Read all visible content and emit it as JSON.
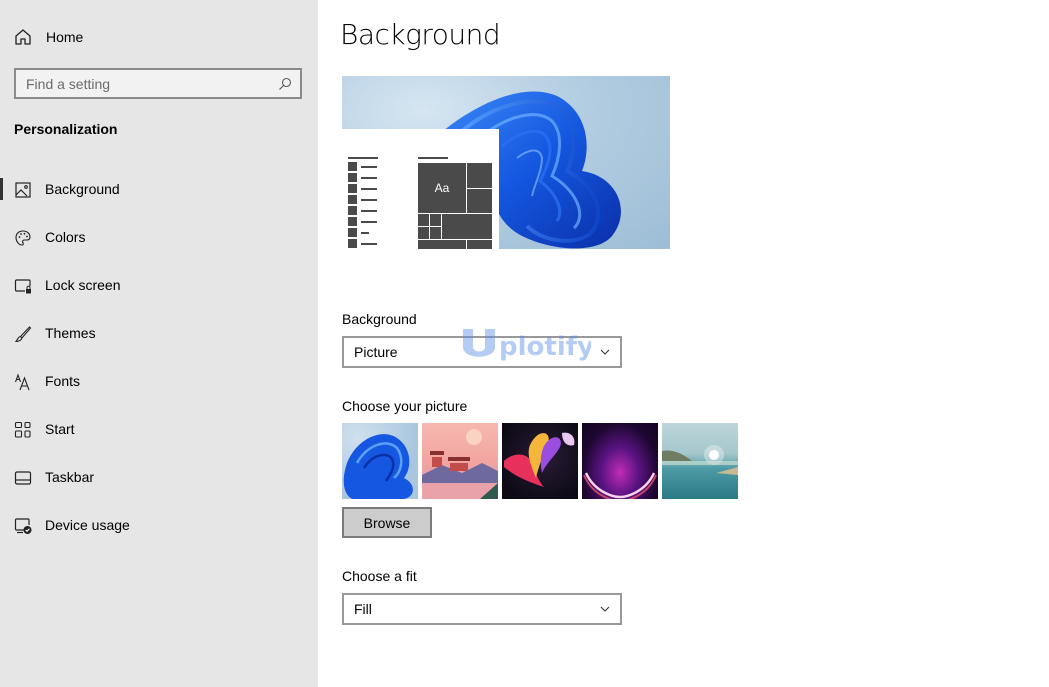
{
  "sidebar": {
    "home_label": "Home",
    "search_placeholder": "Find a setting",
    "section_title": "Personalization",
    "items": [
      {
        "label": "Background",
        "icon": "picture-icon",
        "active": true
      },
      {
        "label": "Colors",
        "icon": "palette-icon",
        "active": false
      },
      {
        "label": "Lock screen",
        "icon": "lock-screen-icon",
        "active": false
      },
      {
        "label": "Themes",
        "icon": "brush-icon",
        "active": false
      },
      {
        "label": "Fonts",
        "icon": "fonts-icon",
        "active": false
      },
      {
        "label": "Start",
        "icon": "start-grid-icon",
        "active": false
      },
      {
        "label": "Taskbar",
        "icon": "taskbar-icon",
        "active": false
      },
      {
        "label": "Device usage",
        "icon": "device-usage-icon",
        "active": false
      }
    ]
  },
  "main": {
    "title": "Background",
    "preview_tile_text": "Aa",
    "background_label": "Background",
    "background_value": "Picture",
    "choose_picture_label": "Choose your picture",
    "pictures": [
      {
        "name": "Windows bloom (blue)"
      },
      {
        "name": "Pagoda landscape"
      },
      {
        "name": "Abstract ribbons"
      },
      {
        "name": "Purple glow"
      },
      {
        "name": "Lake horizon"
      }
    ],
    "browse_label": "Browse",
    "fit_label": "Choose a fit",
    "fit_value": "Fill"
  },
  "watermark": {
    "text": "plotify"
  },
  "colors": {
    "sidebar_bg": "#e6e6e6",
    "accent_blue": "#1a5fe0",
    "tile_gray": "#4a4a4a"
  }
}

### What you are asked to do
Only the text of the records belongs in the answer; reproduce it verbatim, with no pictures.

### Task result
Read all visible content and emit it as JSON.
{
  "sidebar": {
    "home_label": "Home",
    "search_placeholder": "Find a setting",
    "section_title": "Personalization",
    "items": [
      {
        "label": "Background",
        "icon": "picture-icon",
        "active": true
      },
      {
        "label": "Colors",
        "icon": "palette-icon",
        "active": false
      },
      {
        "label": "Lock screen",
        "icon": "lock-screen-icon",
        "active": false
      },
      {
        "label": "Themes",
        "icon": "brush-icon",
        "active": false
      },
      {
        "label": "Fonts",
        "icon": "fonts-icon",
        "active": false
      },
      {
        "label": "Start",
        "icon": "start-grid-icon",
        "active": false
      },
      {
        "label": "Taskbar",
        "icon": "taskbar-icon",
        "active": false
      },
      {
        "label": "Device usage",
        "icon": "device-usage-icon",
        "active": false
      }
    ]
  },
  "main": {
    "title": "Background",
    "preview_tile_text": "Aa",
    "background_label": "Background",
    "background_value": "Picture",
    "choose_picture_label": "Choose your picture",
    "pictures": [
      {
        "name": "Windows bloom (blue)"
      },
      {
        "name": "Pagoda landscape"
      },
      {
        "name": "Abstract ribbons"
      },
      {
        "name": "Purple glow"
      },
      {
        "name": "Lake horizon"
      }
    ],
    "browse_label": "Browse",
    "fit_label": "Choose a fit",
    "fit_value": "Fill"
  },
  "watermark": {
    "text": "plotify"
  },
  "colors": {
    "sidebar_bg": "#e6e6e6",
    "accent_blue": "#1a5fe0",
    "tile_gray": "#4a4a4a"
  }
}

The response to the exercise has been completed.